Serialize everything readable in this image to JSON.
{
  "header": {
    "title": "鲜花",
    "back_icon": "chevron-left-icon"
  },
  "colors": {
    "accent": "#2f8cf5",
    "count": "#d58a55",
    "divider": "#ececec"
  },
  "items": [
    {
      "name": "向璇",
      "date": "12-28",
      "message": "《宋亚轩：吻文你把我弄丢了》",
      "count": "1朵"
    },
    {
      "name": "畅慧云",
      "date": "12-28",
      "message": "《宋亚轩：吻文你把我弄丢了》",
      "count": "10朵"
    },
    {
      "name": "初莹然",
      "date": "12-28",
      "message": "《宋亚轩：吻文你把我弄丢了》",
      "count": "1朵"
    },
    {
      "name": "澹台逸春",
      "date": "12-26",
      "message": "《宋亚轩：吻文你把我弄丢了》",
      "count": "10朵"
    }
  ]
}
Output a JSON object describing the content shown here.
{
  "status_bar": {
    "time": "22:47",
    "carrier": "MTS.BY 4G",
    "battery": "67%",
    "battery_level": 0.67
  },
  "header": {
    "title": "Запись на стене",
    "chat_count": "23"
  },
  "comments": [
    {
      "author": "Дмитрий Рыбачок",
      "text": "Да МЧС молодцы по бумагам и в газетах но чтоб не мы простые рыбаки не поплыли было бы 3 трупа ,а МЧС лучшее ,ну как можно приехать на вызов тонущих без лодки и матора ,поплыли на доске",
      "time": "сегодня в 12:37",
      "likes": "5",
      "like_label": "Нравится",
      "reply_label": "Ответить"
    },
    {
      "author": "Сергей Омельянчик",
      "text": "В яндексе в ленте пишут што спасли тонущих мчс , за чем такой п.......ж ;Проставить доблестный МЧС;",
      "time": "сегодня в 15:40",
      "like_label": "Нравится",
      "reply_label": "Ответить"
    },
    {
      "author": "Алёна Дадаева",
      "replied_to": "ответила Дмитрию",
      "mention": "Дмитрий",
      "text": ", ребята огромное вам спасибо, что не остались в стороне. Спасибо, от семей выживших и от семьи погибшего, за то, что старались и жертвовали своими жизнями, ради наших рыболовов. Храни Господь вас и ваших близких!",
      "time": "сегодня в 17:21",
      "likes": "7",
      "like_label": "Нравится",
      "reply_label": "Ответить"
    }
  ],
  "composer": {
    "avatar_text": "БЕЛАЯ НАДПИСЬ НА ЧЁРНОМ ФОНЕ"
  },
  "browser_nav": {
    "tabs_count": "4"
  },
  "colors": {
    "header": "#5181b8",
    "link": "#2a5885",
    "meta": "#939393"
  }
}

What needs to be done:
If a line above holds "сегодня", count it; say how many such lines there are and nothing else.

Written solution:
3